Q: Will you be eliminating street parking?

A: No.

Q: Where will employees park?

A: Employees that drive will park for free in the underground parking facility.  In addition to providing free parking for employees, we will provide incentives for employees to carpool, bike or use alternate means of transportation to reduce traffic.  A high percentage of the employees currently working in the existing restaurants and offices on site bike and use alternative means of transportation now.

Q: Valets are notorious for parking in the residential neighborhoods.  How will you solve this problem?

A: Our valet service will be required to park on-site or in parking lots we have leased. All valets will have to abide by our strict policy of parking on site or in other contracted spaces.  

Q: Won’t cars get backed up onto Electric Ave during peak times?

A: No.  We have studied the peak arrival rate of the existing property and hired experts to determine the peak arrival rates for the new proposed uses.  The parking system and valet area has been designed to handle peak demand without cars backing up onto Electric. We also increased the size of the valet court so cars can easily queue onsite and not on Electric. 

Q:  Won't the project create a lot of extra traffic and congestion?

A: We have hired very experienced professionals, done our research, and made changes to the project to reduce this impact. The project will generate additional trips, but unlike with offices, apartments, or condos, hotel traffic is diffused throughout the day and not concentrated at peak rush hour.  By providing a mix of other uses, the traffic is further spread out.   The project will add less than 1% in traffic to commuter routes during peak hours.  

We will be encouraging guests not to bring a car, so they can better experience Venice as many locals do, on bikes, skateboards, and their own two feet.   We will provide bikes and skateboards to guests for use. 

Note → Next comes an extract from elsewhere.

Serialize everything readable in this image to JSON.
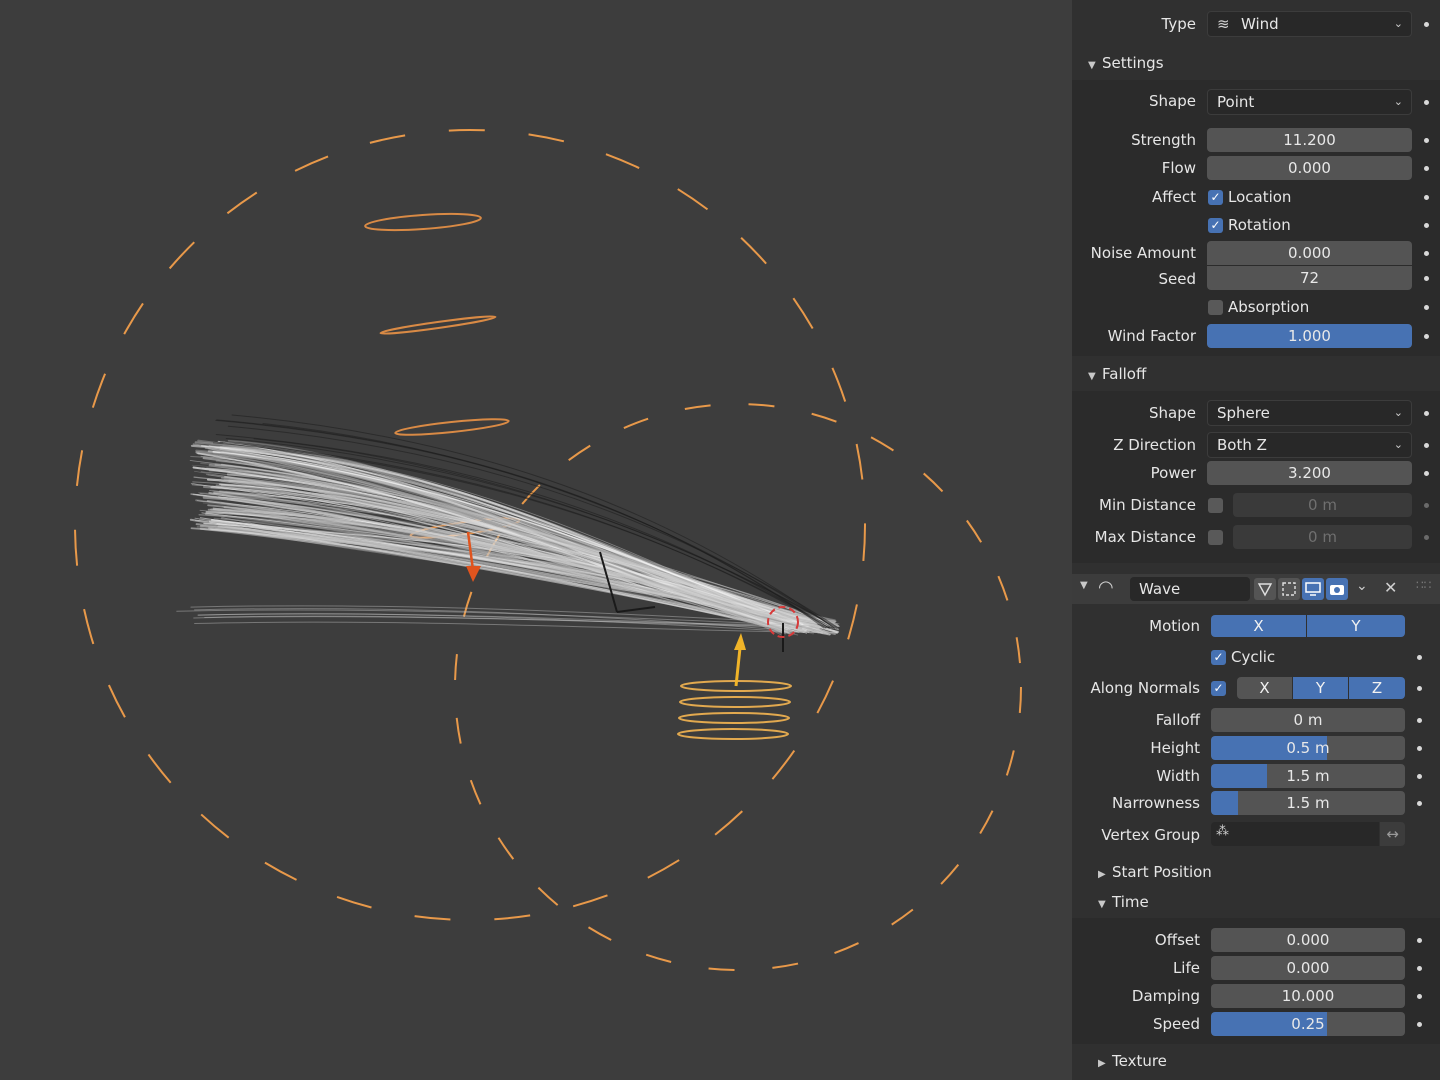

We also eliminated back up driveways onto Electric and put the dedicated loading and trash on Broadway.  We are adding a sidewalk on the southwest side of Electric where there is none currently, and putting utilities underground (no poles) so people can walk and bike on that side of the street.  

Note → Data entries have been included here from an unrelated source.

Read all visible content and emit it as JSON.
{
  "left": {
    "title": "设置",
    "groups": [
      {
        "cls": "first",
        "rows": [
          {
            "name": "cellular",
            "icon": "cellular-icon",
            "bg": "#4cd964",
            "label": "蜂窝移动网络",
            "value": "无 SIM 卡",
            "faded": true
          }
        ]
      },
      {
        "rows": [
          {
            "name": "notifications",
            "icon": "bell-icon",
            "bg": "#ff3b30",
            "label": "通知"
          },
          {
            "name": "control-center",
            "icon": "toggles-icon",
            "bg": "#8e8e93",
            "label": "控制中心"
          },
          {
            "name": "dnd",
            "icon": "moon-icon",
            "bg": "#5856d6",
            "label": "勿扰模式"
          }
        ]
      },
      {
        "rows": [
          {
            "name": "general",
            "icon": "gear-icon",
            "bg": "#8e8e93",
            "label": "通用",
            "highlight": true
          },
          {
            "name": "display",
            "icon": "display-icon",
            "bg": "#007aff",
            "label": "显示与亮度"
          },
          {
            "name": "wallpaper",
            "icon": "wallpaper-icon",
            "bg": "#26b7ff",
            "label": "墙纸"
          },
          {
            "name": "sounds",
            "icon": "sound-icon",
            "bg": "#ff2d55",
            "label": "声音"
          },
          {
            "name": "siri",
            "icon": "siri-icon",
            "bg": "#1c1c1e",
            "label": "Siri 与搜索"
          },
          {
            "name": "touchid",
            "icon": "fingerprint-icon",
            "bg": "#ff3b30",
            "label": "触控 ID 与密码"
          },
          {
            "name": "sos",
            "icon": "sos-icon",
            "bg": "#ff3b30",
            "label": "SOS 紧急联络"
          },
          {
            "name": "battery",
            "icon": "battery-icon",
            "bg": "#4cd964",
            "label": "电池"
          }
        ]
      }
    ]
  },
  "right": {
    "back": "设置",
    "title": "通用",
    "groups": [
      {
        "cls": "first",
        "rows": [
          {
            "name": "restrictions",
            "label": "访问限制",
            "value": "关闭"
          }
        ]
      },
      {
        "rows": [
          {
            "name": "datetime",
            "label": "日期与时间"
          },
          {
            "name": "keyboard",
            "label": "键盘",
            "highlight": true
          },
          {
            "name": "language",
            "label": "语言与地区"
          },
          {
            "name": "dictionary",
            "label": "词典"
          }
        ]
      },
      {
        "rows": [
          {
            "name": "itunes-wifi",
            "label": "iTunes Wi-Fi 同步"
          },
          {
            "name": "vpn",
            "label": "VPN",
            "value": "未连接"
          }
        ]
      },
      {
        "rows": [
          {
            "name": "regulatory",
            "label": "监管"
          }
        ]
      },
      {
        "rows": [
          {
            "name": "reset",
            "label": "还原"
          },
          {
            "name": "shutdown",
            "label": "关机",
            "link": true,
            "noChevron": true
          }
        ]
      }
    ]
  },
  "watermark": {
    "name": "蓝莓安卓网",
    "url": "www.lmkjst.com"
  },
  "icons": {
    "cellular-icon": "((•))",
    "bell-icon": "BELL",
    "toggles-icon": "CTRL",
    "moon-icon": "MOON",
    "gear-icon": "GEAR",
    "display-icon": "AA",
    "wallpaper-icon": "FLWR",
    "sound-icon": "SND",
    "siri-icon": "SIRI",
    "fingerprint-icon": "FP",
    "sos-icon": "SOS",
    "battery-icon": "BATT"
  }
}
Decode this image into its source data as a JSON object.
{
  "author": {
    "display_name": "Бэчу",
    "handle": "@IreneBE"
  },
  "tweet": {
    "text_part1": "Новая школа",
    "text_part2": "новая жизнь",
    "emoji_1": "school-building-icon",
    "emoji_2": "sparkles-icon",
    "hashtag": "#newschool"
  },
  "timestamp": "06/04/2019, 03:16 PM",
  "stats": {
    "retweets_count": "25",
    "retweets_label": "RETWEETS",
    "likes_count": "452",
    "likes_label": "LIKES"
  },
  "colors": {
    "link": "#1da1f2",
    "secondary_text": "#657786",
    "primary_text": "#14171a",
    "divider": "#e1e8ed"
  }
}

Q: How will the project deal with increased trash?

A: According to a study by Terry A. Hayes Associates the project will have an estimated 95% increase in trash above current uses.  We’ve designed the project’s trash area to be 3x its current size to accommodate the increase.  Additionally, it will be enclosed and use compactors to dispose of the trash.  No additional trash truck trips will be needed above the current condition, as the space will be bigger and the increased amount of trash will only fill up another 10% of that truck. 

Q: How will the project deal with increased deliveries?

A: Currently, the three existing restaurants receive food, beverages, linens, and other items through delivery.  Delivery trips for restaurant supplies will not increase, the amount of product unloaded at each delivery will increase.   In many cases, the same delivery companies and suppliers supply the same goods for restaurants and hotels.  As studied by our consultants, the hotel will generate three additional linen deliveries a week over the two the restaurants get now and one additional general supply delivery.

To further mitigate the impacts of deliveries, we created two loading spaces on Broadway that do not currently exist.

Q: What is the lot consolidation issue I have heard about?
A: The Venice Specific Plan prohibits consolidation of three or more lots if certain conditions are not met.  Each of the buildings are located on two lots or fewer, such that lot consolidation is not occurring. This provides the opportunity for pedestrian walkways and permeability of the block. The bridges connecting the buildings do not constitute “structures” that would lead to lot consolidation.  They are provided for convenience only.